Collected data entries
- - - - - - -

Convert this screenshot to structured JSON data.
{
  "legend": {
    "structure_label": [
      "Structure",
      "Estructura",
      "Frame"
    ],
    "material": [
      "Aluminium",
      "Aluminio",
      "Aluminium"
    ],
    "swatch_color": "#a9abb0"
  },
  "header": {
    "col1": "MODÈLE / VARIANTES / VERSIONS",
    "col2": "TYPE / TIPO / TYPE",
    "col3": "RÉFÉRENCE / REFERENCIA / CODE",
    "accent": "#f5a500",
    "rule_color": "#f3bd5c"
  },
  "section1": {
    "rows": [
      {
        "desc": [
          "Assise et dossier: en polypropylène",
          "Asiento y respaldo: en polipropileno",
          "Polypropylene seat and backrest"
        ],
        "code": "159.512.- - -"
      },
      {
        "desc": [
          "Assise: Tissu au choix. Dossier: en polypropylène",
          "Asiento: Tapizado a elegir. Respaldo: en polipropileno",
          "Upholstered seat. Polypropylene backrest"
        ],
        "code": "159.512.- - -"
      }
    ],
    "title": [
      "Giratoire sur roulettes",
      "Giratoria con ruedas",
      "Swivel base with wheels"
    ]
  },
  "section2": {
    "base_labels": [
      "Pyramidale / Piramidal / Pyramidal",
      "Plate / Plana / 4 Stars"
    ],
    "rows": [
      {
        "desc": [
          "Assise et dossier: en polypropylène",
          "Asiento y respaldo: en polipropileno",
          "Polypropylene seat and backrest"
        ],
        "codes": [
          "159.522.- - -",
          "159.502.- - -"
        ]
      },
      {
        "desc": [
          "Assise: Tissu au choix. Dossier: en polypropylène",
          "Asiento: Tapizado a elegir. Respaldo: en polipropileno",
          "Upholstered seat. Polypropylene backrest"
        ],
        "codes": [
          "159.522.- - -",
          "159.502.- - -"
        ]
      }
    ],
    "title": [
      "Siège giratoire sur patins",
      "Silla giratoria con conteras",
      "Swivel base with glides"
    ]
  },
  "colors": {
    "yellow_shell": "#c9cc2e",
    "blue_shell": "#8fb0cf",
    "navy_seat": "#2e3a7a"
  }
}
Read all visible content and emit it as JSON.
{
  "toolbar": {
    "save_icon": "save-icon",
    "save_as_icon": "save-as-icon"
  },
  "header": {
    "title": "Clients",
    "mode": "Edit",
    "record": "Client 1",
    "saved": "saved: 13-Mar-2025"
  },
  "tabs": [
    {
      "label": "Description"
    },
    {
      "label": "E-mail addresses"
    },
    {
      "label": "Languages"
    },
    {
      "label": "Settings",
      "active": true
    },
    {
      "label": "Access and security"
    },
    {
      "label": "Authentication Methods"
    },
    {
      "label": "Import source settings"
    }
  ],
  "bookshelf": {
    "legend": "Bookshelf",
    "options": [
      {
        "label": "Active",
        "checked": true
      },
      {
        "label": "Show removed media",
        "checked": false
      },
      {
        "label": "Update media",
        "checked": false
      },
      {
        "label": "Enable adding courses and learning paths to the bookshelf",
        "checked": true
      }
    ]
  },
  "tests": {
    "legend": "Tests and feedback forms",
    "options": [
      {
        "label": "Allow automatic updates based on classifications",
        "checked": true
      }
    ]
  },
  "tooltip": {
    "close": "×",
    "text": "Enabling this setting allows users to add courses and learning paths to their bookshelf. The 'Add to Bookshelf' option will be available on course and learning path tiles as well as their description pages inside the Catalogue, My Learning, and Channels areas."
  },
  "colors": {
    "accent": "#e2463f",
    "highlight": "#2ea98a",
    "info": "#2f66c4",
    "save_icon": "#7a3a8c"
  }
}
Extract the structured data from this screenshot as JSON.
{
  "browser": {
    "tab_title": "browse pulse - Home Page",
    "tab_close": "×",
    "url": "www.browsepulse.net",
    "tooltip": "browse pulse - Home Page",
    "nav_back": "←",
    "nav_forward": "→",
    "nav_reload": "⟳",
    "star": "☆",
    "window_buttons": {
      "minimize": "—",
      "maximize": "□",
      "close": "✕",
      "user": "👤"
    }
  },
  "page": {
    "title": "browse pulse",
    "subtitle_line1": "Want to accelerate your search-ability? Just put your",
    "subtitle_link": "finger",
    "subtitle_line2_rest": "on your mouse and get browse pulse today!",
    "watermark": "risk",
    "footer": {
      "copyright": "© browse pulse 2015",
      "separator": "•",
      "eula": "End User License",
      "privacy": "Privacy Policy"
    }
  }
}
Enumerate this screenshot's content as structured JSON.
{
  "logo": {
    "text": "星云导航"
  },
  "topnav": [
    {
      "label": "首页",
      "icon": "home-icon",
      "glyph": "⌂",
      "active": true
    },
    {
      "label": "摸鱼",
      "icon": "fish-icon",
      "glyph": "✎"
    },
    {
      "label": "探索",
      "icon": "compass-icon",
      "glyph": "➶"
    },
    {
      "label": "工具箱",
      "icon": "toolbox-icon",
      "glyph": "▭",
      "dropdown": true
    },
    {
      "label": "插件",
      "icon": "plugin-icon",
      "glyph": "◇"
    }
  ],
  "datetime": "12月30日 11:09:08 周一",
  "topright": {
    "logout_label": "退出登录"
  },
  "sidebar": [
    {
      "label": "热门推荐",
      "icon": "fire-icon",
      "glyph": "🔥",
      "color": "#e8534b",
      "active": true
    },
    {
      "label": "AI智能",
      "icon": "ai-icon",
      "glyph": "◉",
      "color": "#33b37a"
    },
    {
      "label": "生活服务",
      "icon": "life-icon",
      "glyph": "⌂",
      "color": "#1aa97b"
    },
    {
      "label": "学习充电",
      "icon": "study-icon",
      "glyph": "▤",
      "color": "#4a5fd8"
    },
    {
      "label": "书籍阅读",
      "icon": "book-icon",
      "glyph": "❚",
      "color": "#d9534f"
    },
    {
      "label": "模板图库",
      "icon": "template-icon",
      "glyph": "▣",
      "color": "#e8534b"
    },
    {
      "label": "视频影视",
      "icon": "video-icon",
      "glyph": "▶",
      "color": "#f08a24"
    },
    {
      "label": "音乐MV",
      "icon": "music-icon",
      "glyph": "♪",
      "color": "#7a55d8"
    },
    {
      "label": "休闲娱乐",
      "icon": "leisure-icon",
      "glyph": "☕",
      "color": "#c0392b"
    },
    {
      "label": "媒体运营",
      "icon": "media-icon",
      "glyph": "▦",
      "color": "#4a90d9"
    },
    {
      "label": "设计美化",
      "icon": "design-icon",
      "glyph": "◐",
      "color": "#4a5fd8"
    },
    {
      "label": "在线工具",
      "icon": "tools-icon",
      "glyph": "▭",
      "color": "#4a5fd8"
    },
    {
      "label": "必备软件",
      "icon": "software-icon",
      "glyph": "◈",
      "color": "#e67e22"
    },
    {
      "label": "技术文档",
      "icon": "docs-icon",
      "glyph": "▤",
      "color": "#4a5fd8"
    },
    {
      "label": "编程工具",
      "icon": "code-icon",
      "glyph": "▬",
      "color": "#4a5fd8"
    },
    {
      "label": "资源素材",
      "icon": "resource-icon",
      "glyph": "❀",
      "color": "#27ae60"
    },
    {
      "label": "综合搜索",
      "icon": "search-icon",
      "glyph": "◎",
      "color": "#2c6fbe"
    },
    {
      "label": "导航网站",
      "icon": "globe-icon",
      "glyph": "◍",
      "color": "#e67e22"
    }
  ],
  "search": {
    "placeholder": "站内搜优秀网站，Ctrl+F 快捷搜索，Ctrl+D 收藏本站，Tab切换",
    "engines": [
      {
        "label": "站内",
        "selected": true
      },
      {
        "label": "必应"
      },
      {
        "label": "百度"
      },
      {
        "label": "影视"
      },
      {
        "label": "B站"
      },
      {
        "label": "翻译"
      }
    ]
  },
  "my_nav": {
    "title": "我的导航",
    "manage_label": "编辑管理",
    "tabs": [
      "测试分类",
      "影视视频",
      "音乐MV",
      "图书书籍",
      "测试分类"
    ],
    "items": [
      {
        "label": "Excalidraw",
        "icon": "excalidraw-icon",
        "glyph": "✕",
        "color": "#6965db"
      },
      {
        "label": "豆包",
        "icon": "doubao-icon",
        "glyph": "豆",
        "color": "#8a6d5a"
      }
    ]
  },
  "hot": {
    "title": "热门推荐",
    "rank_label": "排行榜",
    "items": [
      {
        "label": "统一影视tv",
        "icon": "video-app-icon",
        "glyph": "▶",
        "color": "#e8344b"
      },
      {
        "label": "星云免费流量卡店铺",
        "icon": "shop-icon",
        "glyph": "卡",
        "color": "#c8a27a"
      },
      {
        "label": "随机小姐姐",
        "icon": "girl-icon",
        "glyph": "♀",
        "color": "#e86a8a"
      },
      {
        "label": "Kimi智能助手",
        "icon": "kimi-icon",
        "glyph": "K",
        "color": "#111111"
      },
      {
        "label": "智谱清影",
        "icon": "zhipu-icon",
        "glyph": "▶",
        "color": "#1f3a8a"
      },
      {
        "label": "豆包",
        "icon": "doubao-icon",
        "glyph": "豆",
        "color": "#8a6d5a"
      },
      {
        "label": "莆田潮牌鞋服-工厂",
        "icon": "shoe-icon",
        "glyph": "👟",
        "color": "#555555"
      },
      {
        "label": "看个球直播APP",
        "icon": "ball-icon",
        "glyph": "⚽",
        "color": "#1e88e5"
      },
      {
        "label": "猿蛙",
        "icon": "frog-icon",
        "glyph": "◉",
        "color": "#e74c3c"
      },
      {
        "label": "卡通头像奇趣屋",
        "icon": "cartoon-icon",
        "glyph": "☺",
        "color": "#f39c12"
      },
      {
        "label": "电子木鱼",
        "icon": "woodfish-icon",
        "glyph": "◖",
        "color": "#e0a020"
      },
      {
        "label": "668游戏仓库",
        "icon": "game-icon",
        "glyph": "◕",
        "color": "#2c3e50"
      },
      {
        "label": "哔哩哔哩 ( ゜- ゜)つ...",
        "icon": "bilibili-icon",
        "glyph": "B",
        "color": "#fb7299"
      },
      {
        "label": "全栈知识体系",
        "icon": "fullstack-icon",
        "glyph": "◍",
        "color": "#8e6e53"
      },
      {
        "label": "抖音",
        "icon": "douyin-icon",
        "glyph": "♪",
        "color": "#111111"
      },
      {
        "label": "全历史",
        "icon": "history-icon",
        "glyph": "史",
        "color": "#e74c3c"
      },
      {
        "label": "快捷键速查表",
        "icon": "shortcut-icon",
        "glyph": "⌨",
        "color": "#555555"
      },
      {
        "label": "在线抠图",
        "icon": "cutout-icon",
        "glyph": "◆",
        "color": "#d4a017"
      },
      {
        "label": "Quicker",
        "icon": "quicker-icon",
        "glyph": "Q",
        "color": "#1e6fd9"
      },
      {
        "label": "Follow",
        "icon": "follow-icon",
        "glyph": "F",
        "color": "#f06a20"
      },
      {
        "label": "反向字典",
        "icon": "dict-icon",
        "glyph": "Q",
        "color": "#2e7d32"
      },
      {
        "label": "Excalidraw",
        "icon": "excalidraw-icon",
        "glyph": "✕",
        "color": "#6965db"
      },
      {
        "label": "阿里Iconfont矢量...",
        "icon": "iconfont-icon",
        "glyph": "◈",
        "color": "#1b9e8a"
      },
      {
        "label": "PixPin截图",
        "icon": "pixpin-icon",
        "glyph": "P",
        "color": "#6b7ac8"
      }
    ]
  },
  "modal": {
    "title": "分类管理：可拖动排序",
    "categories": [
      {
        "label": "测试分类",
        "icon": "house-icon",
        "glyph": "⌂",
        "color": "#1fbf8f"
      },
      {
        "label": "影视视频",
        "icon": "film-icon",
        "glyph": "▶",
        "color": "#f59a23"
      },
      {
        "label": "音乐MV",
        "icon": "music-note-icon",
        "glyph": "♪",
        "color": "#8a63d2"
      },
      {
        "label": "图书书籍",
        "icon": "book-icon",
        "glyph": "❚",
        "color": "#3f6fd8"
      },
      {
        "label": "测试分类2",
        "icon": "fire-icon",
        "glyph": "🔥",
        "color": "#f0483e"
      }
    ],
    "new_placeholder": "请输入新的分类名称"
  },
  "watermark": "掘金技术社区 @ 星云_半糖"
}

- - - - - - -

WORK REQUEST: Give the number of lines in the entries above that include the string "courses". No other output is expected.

ANSWER BOX: 2